> _Task description_: From the entries, copy every line that carries the string "true".
Start of Records to process
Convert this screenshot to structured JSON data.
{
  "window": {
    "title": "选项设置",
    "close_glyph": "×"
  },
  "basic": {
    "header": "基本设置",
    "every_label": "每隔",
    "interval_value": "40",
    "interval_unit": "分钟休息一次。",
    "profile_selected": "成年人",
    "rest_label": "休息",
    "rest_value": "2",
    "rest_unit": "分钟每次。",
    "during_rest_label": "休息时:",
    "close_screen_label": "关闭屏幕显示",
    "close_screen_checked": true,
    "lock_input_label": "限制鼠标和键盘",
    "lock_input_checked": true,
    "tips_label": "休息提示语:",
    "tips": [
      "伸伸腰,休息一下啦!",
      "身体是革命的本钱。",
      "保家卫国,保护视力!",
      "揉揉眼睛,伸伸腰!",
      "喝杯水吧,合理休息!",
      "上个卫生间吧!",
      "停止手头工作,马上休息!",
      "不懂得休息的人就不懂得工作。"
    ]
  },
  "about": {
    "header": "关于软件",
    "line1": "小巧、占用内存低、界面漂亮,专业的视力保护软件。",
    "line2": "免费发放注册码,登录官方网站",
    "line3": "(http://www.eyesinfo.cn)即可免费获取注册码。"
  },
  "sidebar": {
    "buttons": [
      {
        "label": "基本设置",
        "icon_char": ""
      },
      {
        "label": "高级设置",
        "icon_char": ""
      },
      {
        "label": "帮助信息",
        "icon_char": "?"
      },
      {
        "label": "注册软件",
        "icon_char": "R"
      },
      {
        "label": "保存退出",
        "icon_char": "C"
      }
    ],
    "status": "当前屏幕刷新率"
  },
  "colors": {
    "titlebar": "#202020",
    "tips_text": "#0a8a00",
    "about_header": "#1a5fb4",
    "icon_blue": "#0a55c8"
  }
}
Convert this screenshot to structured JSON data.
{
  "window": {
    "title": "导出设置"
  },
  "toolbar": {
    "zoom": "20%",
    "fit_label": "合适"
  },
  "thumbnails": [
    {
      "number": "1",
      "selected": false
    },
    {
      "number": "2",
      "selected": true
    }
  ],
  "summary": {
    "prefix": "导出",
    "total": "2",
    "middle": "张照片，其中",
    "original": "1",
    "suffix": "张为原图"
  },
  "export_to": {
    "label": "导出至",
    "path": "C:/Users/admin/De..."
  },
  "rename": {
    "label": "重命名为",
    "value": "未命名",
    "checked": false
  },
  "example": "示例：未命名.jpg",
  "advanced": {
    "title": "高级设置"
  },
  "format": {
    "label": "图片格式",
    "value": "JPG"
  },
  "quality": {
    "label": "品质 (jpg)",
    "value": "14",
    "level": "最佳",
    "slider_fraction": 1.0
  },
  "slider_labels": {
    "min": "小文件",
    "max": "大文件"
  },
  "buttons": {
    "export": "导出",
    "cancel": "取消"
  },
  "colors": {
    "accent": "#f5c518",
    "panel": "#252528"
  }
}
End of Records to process
> _Response to the task_:
    "close_screen_checked": true,
    "lock_input_checked": true,
      "selected": true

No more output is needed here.